Max Payne 3 OST
(Rockstar Games; 2012)
By Calum Marsh | 7 June 2012
Perhaps because most modern videogames find themselves soundtracked by rap-metal bands or proper composers on loan from Hollywood (and sometimes both), the fact that Rockstar’s triple-A blockbuster Max Payne 3 sports an original score from trendy noise-rockers HEALTH automatically qualifies it as cool. It also suggests that somebody at Rockstar has both good taste and the good sense to use it, and we should be thankful that no focus group overturned in favor of something more in keeping with popular public opinion. But then that’s exactly how Rockstar roll: they are above all else masterful curators, bringing together the best people to work on the most hotly anticipated projects and guaranteeing that everything bearing their stamp boasts only the most well-conceived and – executed everything. Whatever their faults (and they very often have many), you can be sure that Rockstar games will always look and sound like nothing else on the market—they ensure that everything from a game’s art direction to sound design to voice acting is immaculate, and it shows. I mean, even the goddamn fonts are worth noting, all clean lines and unfussy.
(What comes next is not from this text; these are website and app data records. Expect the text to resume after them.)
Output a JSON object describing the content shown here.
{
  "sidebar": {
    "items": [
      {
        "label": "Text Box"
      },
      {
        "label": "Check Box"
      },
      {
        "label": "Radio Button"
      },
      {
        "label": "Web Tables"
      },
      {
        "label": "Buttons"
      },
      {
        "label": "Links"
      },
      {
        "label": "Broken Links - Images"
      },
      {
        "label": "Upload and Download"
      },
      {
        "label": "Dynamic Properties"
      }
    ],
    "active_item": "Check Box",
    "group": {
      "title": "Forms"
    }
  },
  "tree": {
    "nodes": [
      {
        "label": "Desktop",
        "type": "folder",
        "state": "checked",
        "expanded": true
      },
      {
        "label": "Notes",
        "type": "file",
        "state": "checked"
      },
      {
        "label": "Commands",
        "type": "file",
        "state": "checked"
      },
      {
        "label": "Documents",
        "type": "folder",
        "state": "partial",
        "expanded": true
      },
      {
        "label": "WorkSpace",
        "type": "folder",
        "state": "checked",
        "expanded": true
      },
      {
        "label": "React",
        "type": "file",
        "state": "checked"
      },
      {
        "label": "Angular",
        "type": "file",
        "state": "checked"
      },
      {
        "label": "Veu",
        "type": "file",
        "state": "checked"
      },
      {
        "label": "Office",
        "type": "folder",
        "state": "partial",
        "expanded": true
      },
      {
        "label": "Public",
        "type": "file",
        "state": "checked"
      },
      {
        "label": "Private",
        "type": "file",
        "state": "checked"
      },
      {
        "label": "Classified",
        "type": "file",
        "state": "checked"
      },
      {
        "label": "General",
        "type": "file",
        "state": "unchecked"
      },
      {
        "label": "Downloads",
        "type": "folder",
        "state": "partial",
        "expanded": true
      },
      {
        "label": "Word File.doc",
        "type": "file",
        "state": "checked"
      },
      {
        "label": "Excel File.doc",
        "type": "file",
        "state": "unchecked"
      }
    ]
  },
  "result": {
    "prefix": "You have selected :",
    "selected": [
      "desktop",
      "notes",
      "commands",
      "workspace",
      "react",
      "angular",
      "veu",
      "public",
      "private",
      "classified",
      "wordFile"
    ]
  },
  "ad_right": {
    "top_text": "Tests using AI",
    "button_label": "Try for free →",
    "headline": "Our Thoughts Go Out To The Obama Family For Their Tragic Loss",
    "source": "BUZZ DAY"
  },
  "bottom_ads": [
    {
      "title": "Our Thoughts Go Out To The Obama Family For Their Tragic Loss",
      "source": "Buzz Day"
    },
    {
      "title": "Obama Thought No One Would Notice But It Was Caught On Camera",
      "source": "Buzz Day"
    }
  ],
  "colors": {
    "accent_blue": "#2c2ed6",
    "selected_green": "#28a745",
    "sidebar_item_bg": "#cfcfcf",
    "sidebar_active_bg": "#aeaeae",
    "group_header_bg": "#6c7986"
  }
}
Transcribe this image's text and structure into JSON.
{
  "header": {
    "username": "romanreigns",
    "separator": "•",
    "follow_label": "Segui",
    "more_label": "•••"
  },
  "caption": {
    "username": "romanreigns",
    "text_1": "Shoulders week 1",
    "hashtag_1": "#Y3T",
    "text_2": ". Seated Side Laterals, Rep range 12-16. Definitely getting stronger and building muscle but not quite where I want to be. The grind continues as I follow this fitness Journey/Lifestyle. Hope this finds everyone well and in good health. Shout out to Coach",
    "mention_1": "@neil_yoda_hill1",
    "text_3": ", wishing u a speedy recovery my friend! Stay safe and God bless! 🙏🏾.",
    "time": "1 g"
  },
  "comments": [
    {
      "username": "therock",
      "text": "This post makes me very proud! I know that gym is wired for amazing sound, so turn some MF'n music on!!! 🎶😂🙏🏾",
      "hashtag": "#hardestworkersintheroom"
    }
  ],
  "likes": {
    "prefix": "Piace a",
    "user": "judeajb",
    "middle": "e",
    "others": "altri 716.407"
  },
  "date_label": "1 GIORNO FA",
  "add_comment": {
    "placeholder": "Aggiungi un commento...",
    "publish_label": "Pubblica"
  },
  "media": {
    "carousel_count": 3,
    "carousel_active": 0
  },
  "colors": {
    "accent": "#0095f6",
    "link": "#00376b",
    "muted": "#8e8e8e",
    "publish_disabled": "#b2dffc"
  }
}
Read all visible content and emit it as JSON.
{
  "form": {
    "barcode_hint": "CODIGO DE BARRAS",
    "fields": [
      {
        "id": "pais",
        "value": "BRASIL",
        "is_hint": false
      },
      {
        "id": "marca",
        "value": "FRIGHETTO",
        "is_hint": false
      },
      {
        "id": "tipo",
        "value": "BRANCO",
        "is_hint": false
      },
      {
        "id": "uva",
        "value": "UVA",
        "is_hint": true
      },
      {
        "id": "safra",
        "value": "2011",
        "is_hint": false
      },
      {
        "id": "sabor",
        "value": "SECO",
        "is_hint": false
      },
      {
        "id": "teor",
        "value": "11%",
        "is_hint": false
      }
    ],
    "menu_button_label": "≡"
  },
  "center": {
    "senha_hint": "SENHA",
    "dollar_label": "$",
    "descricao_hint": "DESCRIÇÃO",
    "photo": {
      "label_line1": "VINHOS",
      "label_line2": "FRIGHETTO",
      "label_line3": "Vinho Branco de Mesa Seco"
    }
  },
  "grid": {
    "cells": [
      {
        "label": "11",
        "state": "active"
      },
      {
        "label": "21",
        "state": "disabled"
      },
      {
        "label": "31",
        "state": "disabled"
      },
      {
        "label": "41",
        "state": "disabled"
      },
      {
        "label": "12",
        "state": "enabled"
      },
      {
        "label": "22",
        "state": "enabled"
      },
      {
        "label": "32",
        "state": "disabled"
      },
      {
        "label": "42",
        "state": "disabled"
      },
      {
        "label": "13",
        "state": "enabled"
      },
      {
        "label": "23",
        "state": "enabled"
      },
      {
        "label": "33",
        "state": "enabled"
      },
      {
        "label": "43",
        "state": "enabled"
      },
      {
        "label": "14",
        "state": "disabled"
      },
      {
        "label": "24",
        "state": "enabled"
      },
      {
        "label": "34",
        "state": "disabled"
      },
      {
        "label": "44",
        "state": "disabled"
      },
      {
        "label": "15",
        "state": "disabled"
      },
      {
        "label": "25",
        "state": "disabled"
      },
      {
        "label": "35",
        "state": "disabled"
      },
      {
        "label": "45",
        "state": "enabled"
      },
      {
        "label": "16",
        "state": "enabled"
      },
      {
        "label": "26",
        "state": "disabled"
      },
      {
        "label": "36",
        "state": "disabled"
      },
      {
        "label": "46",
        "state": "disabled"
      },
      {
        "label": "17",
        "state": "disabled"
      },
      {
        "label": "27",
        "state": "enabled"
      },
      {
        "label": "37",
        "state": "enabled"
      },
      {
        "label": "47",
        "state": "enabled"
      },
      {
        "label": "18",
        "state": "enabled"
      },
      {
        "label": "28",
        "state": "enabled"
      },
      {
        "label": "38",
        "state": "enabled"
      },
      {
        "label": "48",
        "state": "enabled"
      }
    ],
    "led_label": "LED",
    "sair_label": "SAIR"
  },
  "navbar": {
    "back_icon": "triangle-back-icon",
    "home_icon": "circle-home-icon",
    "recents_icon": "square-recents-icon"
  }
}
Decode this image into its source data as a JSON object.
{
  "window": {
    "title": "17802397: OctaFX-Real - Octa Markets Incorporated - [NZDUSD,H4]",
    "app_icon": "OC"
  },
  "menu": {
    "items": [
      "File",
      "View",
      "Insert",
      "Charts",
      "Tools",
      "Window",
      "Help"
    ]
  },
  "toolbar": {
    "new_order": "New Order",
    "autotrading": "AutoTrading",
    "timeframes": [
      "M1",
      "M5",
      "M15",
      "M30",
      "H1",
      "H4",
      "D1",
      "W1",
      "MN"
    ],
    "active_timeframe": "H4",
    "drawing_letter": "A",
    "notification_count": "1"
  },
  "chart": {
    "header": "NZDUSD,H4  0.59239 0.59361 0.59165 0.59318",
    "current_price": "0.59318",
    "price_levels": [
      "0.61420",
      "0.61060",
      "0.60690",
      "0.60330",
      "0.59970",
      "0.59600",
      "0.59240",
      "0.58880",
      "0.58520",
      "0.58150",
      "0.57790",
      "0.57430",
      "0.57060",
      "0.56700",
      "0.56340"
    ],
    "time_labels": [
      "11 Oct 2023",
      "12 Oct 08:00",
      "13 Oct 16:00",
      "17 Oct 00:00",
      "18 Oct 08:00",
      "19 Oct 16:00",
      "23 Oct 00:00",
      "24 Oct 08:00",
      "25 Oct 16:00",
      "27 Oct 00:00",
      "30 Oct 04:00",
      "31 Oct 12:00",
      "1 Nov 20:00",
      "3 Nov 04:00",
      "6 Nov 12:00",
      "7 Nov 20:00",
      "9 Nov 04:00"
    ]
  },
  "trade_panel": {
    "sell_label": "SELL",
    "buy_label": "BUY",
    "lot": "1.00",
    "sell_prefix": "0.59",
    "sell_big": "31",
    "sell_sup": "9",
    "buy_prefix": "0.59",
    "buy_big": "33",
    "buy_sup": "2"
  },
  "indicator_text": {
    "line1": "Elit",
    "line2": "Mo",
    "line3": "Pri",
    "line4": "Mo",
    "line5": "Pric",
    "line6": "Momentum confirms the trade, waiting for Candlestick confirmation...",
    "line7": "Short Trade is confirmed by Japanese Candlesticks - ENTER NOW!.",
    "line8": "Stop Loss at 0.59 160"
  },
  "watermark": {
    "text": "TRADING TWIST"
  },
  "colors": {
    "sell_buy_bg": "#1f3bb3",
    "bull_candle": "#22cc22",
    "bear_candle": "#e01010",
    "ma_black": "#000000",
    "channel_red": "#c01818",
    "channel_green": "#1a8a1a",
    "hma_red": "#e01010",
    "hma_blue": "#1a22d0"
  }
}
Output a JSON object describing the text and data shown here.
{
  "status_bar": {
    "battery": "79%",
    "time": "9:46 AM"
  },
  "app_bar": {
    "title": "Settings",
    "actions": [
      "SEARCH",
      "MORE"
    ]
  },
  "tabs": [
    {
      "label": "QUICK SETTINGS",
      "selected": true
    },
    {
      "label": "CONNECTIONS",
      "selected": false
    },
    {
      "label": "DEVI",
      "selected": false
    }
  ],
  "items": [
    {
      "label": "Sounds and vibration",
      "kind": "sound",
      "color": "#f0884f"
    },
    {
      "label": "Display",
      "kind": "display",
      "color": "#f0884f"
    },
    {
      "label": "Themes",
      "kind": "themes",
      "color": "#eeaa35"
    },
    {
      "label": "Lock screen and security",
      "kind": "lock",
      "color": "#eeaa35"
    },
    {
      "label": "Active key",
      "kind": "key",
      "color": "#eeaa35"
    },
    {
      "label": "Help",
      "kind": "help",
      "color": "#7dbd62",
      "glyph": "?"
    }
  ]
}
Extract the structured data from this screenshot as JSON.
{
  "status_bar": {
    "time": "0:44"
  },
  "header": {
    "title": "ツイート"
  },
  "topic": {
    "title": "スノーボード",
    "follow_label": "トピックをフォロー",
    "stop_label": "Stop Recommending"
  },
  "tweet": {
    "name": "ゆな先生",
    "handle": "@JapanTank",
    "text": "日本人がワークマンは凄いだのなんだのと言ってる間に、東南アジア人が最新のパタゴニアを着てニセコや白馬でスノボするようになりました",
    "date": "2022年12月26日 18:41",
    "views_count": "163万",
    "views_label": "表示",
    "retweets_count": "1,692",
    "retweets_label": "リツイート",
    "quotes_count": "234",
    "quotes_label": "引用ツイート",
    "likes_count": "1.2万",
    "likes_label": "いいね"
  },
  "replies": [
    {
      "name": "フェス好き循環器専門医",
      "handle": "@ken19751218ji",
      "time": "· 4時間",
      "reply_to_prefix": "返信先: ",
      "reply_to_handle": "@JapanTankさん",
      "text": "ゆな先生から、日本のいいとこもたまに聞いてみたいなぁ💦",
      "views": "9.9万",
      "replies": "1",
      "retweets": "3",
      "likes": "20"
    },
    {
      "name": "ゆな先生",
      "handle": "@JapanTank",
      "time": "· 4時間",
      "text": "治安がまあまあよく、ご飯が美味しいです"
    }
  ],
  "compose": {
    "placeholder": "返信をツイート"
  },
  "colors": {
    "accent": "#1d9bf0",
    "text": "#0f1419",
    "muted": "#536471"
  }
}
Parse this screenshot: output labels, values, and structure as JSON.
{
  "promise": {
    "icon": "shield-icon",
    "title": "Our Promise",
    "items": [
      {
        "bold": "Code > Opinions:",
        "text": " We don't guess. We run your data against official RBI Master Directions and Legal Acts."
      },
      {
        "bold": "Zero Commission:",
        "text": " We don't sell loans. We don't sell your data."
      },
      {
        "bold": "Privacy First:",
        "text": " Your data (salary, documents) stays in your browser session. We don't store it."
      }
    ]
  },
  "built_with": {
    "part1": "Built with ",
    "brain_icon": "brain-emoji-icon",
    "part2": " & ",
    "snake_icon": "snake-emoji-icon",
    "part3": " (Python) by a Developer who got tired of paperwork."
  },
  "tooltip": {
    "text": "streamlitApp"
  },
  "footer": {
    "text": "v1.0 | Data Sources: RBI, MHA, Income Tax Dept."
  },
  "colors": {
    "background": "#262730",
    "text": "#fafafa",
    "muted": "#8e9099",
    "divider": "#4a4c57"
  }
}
Is it really so surprising, then, that Rockstar would bring a band with as cohesive and well-defined an aesthetic sensibility as HEALTH on board for this kind of project? Somebody somewhere pointed to Get Color (2010) and said “like this only longer,” and HEALTH delivered: Max Payne 3 is about ten hours long and not a second goes un-HEALTHisized, the whole thing drenched in the unmistakable guitar and synthesizer melange that is their trademark sound. They’ve learned a thing or two from Hans Zimmer, I think, insofar as they’re at times reliant on that popular Dark Knight slow-burn, but they adopt the trick so effortlessly that it never feels like plagiarism. And the dance music sensibility they increasingly came to embrace over the (brief) course of their discography has been scaled back, as it needed to be to suit the occasion, but the band is otherwise performing as they might in any other context.
And so, taken as a distinctive whole, the Max Payne 3 soundtrack sounds more or less like a HEALTH album proper—albeit one predicated on and guided by a gamer maker’s impulse rather than a musician’s. Which means that instead of standalone, stand-out singles like their earlier coups “Die Slow” and “Crimewave,” the tracks which make up this soundtrack are more akin to song-suites that increase or decrease in intensity only when it suits the mood of the particular “scene,” as it were. The ebb and flow of it all is distinctly game-like, in a sense—long sections are meant for nothing else than chock-a-block killing, which Max Payne does often and with flair—but because this Rockstar game is characteristically cinematic, the band has been afforded the freedom to spend long periods in relative repose, letting their sound simmer portentously. This proves to be a good look for the band, in fact, one that suggests perhaps a second calling in the movie business; you can almost see the horror films or action thrillers getting the added kick HEALTH provide here.